It is said that if one loves peace one must constantly prepare for war. It is a fact that the first Americans, the peoples who have been called American Indians for centuries, lived at war. They killed their meat, fought their enemies with the best weapons at hand, sired children, and lived from the land. They were, and many still are, exceptional examples of guerilla warriors. It was from these warriors that the American frontiersmen learned how to fight, and that numerical and technological superiority did not always mean victory. From the beginning Americans have been at war or preparing for it.
As a people, Americans are unique. Ours is the only nation which guarantees that each citizen has the right to be armed, a freedom exercised by over thirty million hunters alone every year.
America has been called “a nation of riflemen” and I can see little room to debate this. In many communities schools close for the opening few days of deer season and twelve year old children carrying high powered rifles sneak into the wilderness to, as the mountain men said, ‘make meat.” It is their intent to kill, eviscerate, and drag home the carcass of a deer, elk, moose, or any animal that will feed their family. Perhaps this is why and how American warriors have become the criteria by which all fighting men and women are measured. We are a tough people, and we have never stopped learning the skills which put food on the family table and allow us to be prepared always for war or peace.
If we are very lucky most of us will live out our lives without facing an enemy in battle. For this, we can offer our thanks to God and to all of the warriors who constantly train for war that we may have peace.

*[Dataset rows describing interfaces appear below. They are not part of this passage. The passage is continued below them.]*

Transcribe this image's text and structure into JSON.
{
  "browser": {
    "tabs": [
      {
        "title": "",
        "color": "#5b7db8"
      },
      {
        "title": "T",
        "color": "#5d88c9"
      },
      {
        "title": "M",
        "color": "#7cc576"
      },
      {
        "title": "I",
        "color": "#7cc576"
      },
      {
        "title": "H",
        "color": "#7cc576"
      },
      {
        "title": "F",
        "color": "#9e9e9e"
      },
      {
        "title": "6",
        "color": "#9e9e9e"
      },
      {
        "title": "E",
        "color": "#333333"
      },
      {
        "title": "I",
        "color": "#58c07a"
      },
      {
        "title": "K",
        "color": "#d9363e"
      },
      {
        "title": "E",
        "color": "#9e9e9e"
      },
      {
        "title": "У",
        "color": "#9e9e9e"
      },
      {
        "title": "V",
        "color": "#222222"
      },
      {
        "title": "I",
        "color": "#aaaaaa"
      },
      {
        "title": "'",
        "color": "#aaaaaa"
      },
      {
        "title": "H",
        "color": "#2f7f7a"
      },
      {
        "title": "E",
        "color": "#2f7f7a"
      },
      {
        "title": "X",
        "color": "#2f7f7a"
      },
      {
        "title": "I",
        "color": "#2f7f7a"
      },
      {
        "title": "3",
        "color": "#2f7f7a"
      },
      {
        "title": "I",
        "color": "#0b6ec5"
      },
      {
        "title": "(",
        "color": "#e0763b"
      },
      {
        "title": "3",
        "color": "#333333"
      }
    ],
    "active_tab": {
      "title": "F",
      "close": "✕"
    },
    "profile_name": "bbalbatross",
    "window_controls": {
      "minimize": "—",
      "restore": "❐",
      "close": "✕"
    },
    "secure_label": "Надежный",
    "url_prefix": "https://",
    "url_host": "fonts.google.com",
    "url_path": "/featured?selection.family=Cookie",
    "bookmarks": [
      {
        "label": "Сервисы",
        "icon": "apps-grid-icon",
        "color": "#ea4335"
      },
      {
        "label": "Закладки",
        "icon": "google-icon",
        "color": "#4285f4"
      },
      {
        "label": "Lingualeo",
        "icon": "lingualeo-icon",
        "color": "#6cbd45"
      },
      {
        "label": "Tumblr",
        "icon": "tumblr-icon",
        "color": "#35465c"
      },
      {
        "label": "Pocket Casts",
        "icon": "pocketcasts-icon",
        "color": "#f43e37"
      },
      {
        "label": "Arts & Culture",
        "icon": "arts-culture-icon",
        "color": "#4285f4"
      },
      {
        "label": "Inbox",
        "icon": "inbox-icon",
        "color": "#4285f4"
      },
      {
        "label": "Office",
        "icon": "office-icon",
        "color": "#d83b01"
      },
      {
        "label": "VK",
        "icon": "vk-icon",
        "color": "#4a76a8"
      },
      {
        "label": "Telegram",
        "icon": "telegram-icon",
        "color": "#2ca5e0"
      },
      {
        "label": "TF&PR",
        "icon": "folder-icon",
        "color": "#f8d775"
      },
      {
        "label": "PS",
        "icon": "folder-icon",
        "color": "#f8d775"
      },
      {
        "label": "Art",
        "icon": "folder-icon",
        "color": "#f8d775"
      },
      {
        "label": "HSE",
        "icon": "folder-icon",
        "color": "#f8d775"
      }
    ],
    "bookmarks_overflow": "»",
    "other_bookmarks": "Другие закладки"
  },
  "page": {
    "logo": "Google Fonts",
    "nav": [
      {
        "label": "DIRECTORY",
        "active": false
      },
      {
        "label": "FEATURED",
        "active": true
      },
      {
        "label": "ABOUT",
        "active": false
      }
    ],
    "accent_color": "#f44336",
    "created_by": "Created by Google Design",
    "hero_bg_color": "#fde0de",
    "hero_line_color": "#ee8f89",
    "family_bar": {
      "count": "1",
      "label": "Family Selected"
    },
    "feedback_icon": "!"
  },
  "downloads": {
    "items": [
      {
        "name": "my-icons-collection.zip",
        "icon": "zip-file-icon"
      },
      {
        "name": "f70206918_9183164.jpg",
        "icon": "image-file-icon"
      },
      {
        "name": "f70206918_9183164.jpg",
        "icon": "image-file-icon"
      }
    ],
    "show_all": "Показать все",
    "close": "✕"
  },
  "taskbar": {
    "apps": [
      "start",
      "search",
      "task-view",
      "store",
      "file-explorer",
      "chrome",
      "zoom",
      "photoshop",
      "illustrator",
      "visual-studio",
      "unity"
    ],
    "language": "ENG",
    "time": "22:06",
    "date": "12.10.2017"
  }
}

Master Chief Tom Keith, US Navy, SEAL Team 2, retired, is a very rare man in the company of rare men. He embodies the honor, courage, and skill at arms which assures that America will always be free and ready for war. He has survived in circumstances under which most men, myself included, would have failed, and died. He has trained future warriors, and those warriors have trained more warriors.
I have tried to do justice to Tom and to the other SEALs who served with him through three tours of duty in Vietnam. I have done my best to represent accurately those who fought at his side in and out of the SEALs, dates and times when important , weapons used, and a few of the women who played a part in Tom’s life and times. It has been an honor to know Tom, to earn his trust, and to work with him on his first book. I sincerely hope that I have helped to portray the Master Chief as he is, a man of rare skills, immense courage, and patriotism. If there is any failure to tell Tom’s story accurately it is mine.
J. Terry Riebling